[Entries from a dataset of interfaces]

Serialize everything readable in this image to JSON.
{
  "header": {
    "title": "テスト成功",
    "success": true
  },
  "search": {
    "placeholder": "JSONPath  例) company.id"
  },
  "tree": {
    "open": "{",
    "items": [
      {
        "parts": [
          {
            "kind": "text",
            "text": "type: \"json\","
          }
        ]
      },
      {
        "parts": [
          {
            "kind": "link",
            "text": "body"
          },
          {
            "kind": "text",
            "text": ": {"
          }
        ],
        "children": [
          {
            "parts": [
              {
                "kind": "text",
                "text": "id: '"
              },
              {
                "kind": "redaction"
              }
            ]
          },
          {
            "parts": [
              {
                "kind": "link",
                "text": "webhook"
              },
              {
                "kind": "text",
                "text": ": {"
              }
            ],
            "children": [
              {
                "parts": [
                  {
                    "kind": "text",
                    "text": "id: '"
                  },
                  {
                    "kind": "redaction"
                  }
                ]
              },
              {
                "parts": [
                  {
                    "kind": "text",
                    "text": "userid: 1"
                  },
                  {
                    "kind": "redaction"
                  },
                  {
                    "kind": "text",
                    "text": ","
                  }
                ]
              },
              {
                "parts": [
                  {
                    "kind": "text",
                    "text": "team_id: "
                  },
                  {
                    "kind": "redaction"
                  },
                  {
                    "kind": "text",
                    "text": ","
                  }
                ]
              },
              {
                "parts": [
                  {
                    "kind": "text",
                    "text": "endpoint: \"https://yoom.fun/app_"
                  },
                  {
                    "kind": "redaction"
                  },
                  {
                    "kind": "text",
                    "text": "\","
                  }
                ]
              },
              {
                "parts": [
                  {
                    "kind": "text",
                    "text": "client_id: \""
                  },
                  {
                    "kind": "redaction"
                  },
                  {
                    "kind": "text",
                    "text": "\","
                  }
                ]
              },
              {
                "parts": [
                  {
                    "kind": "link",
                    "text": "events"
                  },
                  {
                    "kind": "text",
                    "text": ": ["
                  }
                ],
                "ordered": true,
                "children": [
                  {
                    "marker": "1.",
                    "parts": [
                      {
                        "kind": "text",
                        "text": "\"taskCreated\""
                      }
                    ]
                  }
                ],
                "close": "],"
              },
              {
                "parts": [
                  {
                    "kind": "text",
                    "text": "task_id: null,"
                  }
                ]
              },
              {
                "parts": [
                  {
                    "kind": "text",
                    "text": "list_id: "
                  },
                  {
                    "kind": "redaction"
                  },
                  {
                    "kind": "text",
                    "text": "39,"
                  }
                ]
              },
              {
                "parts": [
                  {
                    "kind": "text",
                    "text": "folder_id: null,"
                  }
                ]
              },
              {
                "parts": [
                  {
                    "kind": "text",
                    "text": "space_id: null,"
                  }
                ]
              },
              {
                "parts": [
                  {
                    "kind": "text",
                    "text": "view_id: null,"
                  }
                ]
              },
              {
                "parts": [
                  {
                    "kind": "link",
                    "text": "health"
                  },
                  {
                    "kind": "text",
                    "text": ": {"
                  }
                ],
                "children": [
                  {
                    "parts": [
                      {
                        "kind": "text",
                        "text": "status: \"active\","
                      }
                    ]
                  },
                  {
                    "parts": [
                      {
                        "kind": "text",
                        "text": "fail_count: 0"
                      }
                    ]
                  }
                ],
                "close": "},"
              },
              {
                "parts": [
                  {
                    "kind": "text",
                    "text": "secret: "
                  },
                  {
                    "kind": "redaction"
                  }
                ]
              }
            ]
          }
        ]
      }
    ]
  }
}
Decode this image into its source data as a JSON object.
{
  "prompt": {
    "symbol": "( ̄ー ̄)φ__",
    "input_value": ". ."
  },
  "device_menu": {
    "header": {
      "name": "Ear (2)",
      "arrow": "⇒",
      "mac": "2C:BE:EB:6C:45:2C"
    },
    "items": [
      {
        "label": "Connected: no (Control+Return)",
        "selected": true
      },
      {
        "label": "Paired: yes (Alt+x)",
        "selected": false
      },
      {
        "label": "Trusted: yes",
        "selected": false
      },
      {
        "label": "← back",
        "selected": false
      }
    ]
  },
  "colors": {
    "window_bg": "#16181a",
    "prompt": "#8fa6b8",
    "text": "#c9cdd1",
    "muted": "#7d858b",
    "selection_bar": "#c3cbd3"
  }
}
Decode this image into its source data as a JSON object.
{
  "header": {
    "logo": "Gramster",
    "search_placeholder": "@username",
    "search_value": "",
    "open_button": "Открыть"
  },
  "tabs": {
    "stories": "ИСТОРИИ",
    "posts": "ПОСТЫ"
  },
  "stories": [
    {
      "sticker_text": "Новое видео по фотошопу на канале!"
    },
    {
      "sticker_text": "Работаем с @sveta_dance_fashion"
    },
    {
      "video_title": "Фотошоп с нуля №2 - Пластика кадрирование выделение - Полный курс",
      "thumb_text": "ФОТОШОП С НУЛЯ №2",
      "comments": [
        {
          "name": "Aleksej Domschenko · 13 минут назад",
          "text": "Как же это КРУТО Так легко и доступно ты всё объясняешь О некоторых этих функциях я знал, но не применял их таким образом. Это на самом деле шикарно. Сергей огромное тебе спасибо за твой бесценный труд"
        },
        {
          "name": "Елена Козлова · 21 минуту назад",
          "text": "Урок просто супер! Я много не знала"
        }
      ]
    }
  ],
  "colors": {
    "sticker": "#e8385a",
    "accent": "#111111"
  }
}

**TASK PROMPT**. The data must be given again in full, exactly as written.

**RESULT OF THIS TASK**.
Serialize everything readable in this image to JSON.
{
  "header": {
    "title": "テスト成功",
    "success": true
  },
  "search": {
    "placeholder": "JSONPath  例) company.id"
  },
  "tree": {
    "open": "{",
    "items": [
      {
        "parts": [
          {
            "kind": "text",
            "text": "type: \"json\","
          }
        ]
      },
      {
        "parts": [
          {
            "kind": "link",
            "text": "body"
          },
          {
            "kind": "text",
            "text": ": {"
          }
        ],
        "children": [
          {
            "parts": [
              {
                "kind": "text",
                "text": "id: '"
              },
              {
                "kind": "redaction"
              }
            ]
          },
          {
            "parts": [
              {
                "kind": "link",
                "text": "webhook"
              },
              {
                "kind": "text",
                "text": ": {"
              }
            ],
            "children": [
              {
                "parts": [
                  {
                    "kind": "text",
                    "text": "id: '"
                  },
                  {
                    "kind": "redaction"
                  }
                ]
              },
              {
                "parts": [
                  {
                    "kind": "text",
                    "text": "userid: 1"
                  },
                  {
                    "kind": "redaction"
                  },
                  {
                    "kind": "text",
                    "text": ","
                  }
                ]
              },
              {
                "parts": [
                  {
                    "kind": "text",
                    "text": "team_id: "
                  },
                  {
                    "kind": "redaction"
                  },
                  {
                    "kind": "text",
                    "text": ","
                  }
                ]
              },
              {
                "parts": [
                  {
                    "kind": "text",
                    "text": "endpoint: \"https://yoom.fun/app_"
                  },
                  {
                    "kind": "redaction"
                  },
                  {
                    "kind": "text",
                    "text": "\","
                  }
                ]
              },
              {
                "parts": [
                  {
                    "kind": "text",
                    "text": "client_id: \""
                  },
                  {
                    "kind": "redaction"
                  },
                  {
                    "kind": "text",
                    "text": "\","
                  }
                ]
              },
              {
                "parts": [
                  {
                    "kind": "link",
                    "text": "events"
                  },
                  {
                    "kind": "text",
                    "text": ": ["
                  }
                ],
                "ordered": true,
                "children": [
                  {
                    "marker": "1.",
                    "parts": [
                      {
                        "kind": "text",
                        "text": "\"taskCreated\""
                      }
                    ]
                  }
                ],
                "close": "],"
              },
              {
                "parts": [
                  {
                    "kind": "text",
                    "text": "task_id: null,"
                  }
                ]
              },
              {
                "parts": [
                  {
                    "kind": "text",
                    "text": "list_id: "
                  },
                  {
                    "kind": "redaction"
                  },
                  {
                    "kind": "text",
                    "text": "39,"
                  }
                ]
              },
              {
                "parts": [
                  {
                    "kind": "text",
                    "text": "folder_id: null,"
                  }
                ]
              },
              {
                "parts": [
                  {
                    "kind": "text",
                    "text": "space_id: null,"
                  }
                ]
              },
              {
                "parts": [
                  {
                    "kind": "text",
                    "text": "view_id: null,"
                  }
                ]
              },
              {
                "parts": [
                  {
                    "kind": "link",
                    "text": "health"
                  },
                  {
                    "kind": "text",
                    "text": ": {"
                  }
                ],
                "children": [
                  {
                    "parts": [
                      {
                        "kind": "text",
                        "text": "status: \"active\","
                      }
                    ]
                  },
                  {
                    "parts": [
                      {
                        "kind": "text",
                        "text": "fail_count: 0"
                      }
                    ]
                  }
                ],
                "close": "},"
              },
              {
                "parts": [
                  {
                    "kind": "text",
                    "text": "secret: "
                  },
                  {
                    "kind": "redaction"
                  }
                ]
              }
            ]
          }
        ]
      }
    ]
  }
}
Decode this image into its source data as a JSON object.
{
  "prompt": {
    "symbol": "( ̄ー ̄)φ__",
    "input_value": ". ."
  },
  "device_menu": {
    "header": {
      "name": "Ear (2)",
      "arrow": "⇒",
      "mac": "2C:BE:EB:6C:45:2C"
    },
    "items": [
      {
        "label": "Connected: no (Control+Return)",
        "selected": true
      },
      {
        "label": "Paired: yes (Alt+x)",
        "selected": false
      },
      {
        "label": "Trusted: yes",
        "selected": false
      },
      {
        "label": "← back",
        "selected": false
      }
    ]
  },
  "colors": {
    "window_bg": "#16181a",
    "prompt": "#8fa6b8",
    "text": "#c9cdd1",
    "muted": "#7d858b",
    "selection_bar": "#c3cbd3"
  }
}
Decode this image into its source data as a JSON object.
{
  "header": {
    "logo": "Gramster",
    "search_placeholder": "@username",
    "search_value": "",
    "open_button": "Открыть"
  },
  "tabs": {
    "stories": "ИСТОРИИ",
    "posts": "ПОСТЫ"
  },
  "stories": [
    {
      "sticker_text": "Новое видео по фотошопу на канале!"
    },
    {
      "sticker_text": "Работаем с @sveta_dance_fashion"
    },
    {
      "video_title": "Фотошоп с нуля №2 - Пластика кадрирование выделение - Полный курс",
      "thumb_text": "ФОТОШОП С НУЛЯ №2",
      "comments": [
        {
          "name": "Aleksej Domschenko · 13 минут назад",
          "text": "Как же это КРУТО Так легко и доступно ты всё объясняешь О некоторых этих функциях я знал, но не применял их таким образом. Это на самом деле шикарно. Сергей огромное тебе спасибо за твой бесценный труд"
        },
        {
          "name": "Елена Козлова · 21 минуту назад",
          "text": "Урок просто супер! Я много не знала"
        }
      ]
    }
  ],
  "colors": {
    "sticker": "#e8385a",
    "accent": "#111111"
  }
}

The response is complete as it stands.